Filter the listing below down to the lines with the word "icon" and copy those.

[RECORDS SHOWN]
= = =

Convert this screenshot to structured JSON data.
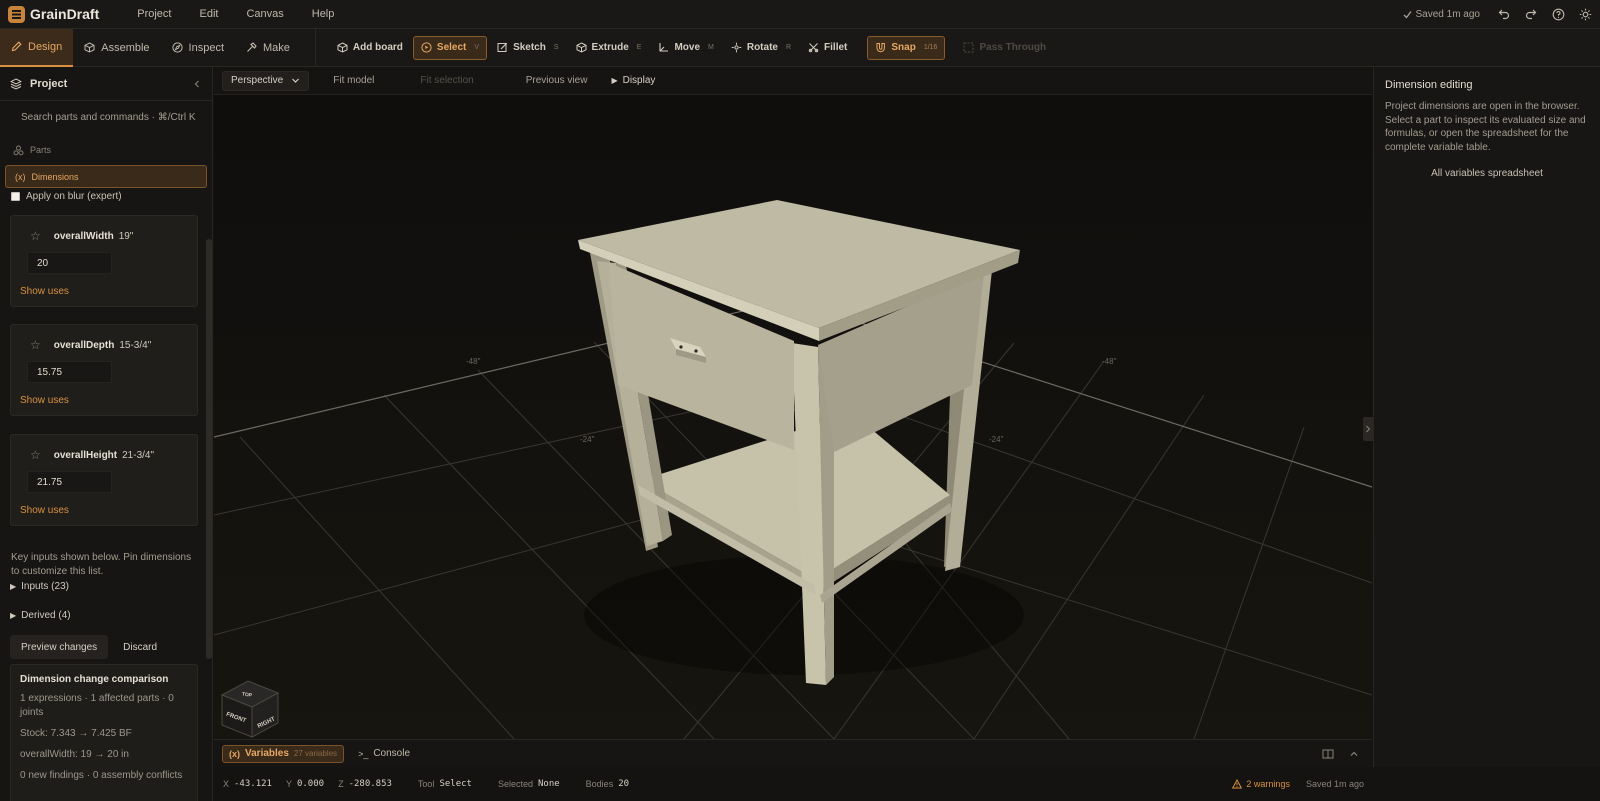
{
  "app": {
    "name": "GrainDraft",
    "menus": [
      "Project",
      "Edit",
      "Canvas",
      "Help"
    ],
    "saved_status": "Saved 1m ago"
  },
  "workspaces": [
    {
      "label": "Design",
      "icon": "pencil-icon",
      "active": true
    },
    {
      "label": "Assemble",
      "icon": "cube-icon",
      "active": false
    },
    {
      "label": "Inspect",
      "icon": "compass-icon",
      "active": false
    },
    {
      "label": "Make",
      "icon": "hammer-icon",
      "active": false
    }
  ],
  "tools": [
    {
      "label": "Add board",
      "key": "",
      "icon": "cube-plus-icon",
      "state": "normal"
    },
    {
      "label": "Select",
      "key": "V",
      "icon": "cursor-circle-icon",
      "state": "active"
    },
    {
      "label": "Sketch",
      "key": "S",
      "icon": "sketch-icon",
      "state": "normal"
    },
    {
      "label": "Extrude",
      "key": "E",
      "icon": "extrude-icon",
      "state": "normal"
    },
    {
      "label": "Move",
      "key": "M",
      "icon": "move-icon",
      "state": "normal"
    },
    {
      "label": "Rotate",
      "key": "R",
      "icon": "rotate-icon",
      "state": "normal"
    },
    {
      "label": "Fillet",
      "key": "",
      "icon": "fillet-icon",
      "state": "normal"
    }
  ],
  "snap": {
    "label": "Snap",
    "value": "1/16"
  },
  "pass_through": {
    "label": "Pass Through"
  },
  "left_panel": {
    "title": "Project",
    "search_placeholder": "Search parts and commands · ⌘/Ctrl K",
    "parts_label": "Parts",
    "dimensions_label": "Dimensions",
    "apply_on_blur": "Apply on blur (expert)",
    "dimensions": [
      {
        "name": "overallWidth",
        "display": "19\"",
        "input": "20",
        "uses": "Show uses"
      },
      {
        "name": "overallDepth",
        "display": "15-3/4\"",
        "input": "15.75",
        "uses": "Show uses"
      },
      {
        "name": "overallHeight",
        "display": "21-3/4\"",
        "input": "21.75",
        "uses": "Show uses"
      }
    ],
    "hint": "Key inputs shown below. Pin dimensions to customize this list.",
    "inputs_label": "Inputs (23)",
    "derived_label": "Derived (4)",
    "preview_button": "Preview changes",
    "discard_button": "Discard",
    "comparison": {
      "title": "Dimension change comparison",
      "summary": "1 expressions · 1 affected parts · 0 joints",
      "stock": "Stock: 7.343 → 7.425 BF",
      "change": "overallWidth: 19 → 20 in",
      "findings": "0 new findings · 0 assembly conflicts"
    }
  },
  "view_toolbar": {
    "projection": "Perspective",
    "fit_model": "Fit model",
    "fit_selection": "Fit selection",
    "previous_view": "Previous view",
    "display": "Display"
  },
  "viewport": {
    "grid_labels": [
      "-48\"",
      "-48\"",
      "-24\"",
      "-24\""
    ],
    "view_cube": {
      "top": "TOP",
      "front": "FRONT",
      "right": "RIGHT"
    }
  },
  "right_panel": {
    "title": "Dimension editing",
    "description": "Project dimensions are open in the browser. Select a part to inspect its evaluated size and formulas, or open the spreadsheet for the complete variable table.",
    "link": "All variables spreadsheet"
  },
  "bottom_tabs": {
    "variables": "Variables",
    "variables_count": "27 variables",
    "console": "Console"
  },
  "status": {
    "x_label": "X",
    "x": "-43.121",
    "y_label": "Y",
    "y": "0.000",
    "z_label": "Z",
    "z": "-280.853",
    "tool_label": "Tool",
    "tool": "Select",
    "selected_label": "Selected",
    "selected": "None",
    "bodies_label": "Bodies",
    "bodies": "20",
    "warnings": "2 warnings",
    "saved": "Saved 1m ago"
  },
  "colors": {
    "accent": "#d9913f",
    "accent_bg": "#3a2a1a",
    "wood": "#bdb8a0"
  }
}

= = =

[SOLVED PROBLEM]
      "icon": "pencil-icon",
      "icon": "cube-icon",
      "icon": "compass-icon",
      "icon": "hammer-icon",
      "icon": "cube-plus-icon",
      "icon": "cursor-circle-icon",
      "icon": "sketch-icon",
      "icon": "extrude-icon",
      "icon": "move-icon",
      "icon": "rotate-icon",
      "icon": "fillet-icon",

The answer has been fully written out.